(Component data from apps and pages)
§

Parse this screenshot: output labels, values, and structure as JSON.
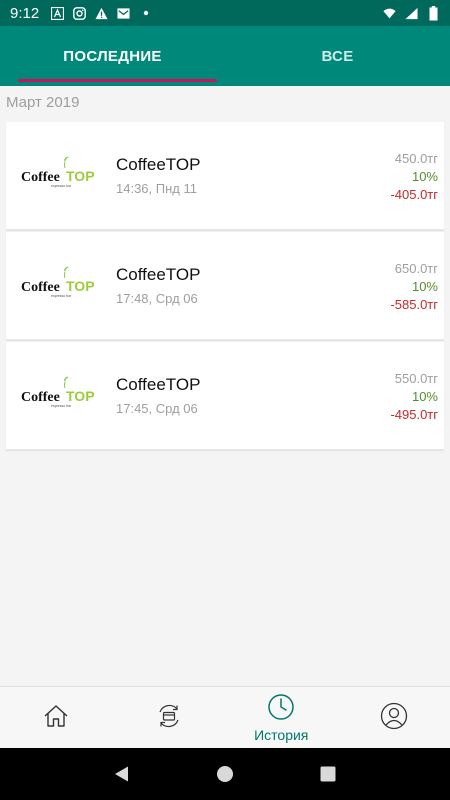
{
  "status_bar": {
    "time": "9:12",
    "icons": [
      "text-a-icon",
      "instagram-icon",
      "warning-icon",
      "mail-icon",
      "dot-icon"
    ],
    "right_icons": [
      "wifi-icon",
      "signal-icon",
      "battery-icon"
    ]
  },
  "tabs": [
    {
      "label": "ПОСЛЕДНИЕ",
      "active": true
    },
    {
      "label": "ВСЕ",
      "active": false
    }
  ],
  "section": {
    "label": "Март 2019"
  },
  "transactions": [
    {
      "merchant": "CoffeeTOP",
      "datetime": "14:36, Пнд 11",
      "total": "450.0тг",
      "discount": "10%",
      "final": "-405.0тг"
    },
    {
      "merchant": "CoffeeTOP",
      "datetime": "17:48, Срд 06",
      "total": "650.0тг",
      "discount": "10%",
      "final": "-585.0тг"
    },
    {
      "merchant": "CoffeeTOP",
      "datetime": "17:45, Срд 06",
      "total": "550.0тг",
      "discount": "10%",
      "final": "-495.0тг"
    }
  ],
  "logo": {
    "text_dark": "Coffee",
    "text_green": "TOP",
    "tagline": "espresso bar"
  },
  "bottom_nav": [
    {
      "icon": "home-icon",
      "label": ""
    },
    {
      "icon": "card-exchange-icon",
      "label": ""
    },
    {
      "icon": "clock-icon",
      "label": "История"
    },
    {
      "icon": "profile-icon",
      "label": ""
    }
  ],
  "colors": {
    "primary": "#00897b",
    "primary_dark": "#00695c",
    "tab_indicator": "#c2185b",
    "discount": "#558b2f",
    "final": "#c62828",
    "muted": "#9e9e9e"
  }
}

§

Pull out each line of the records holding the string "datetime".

      "datetime": "14:36, Пнд 11",
      "datetime": "17:48, Срд 06",
      "datetime": "17:45, Срд 06",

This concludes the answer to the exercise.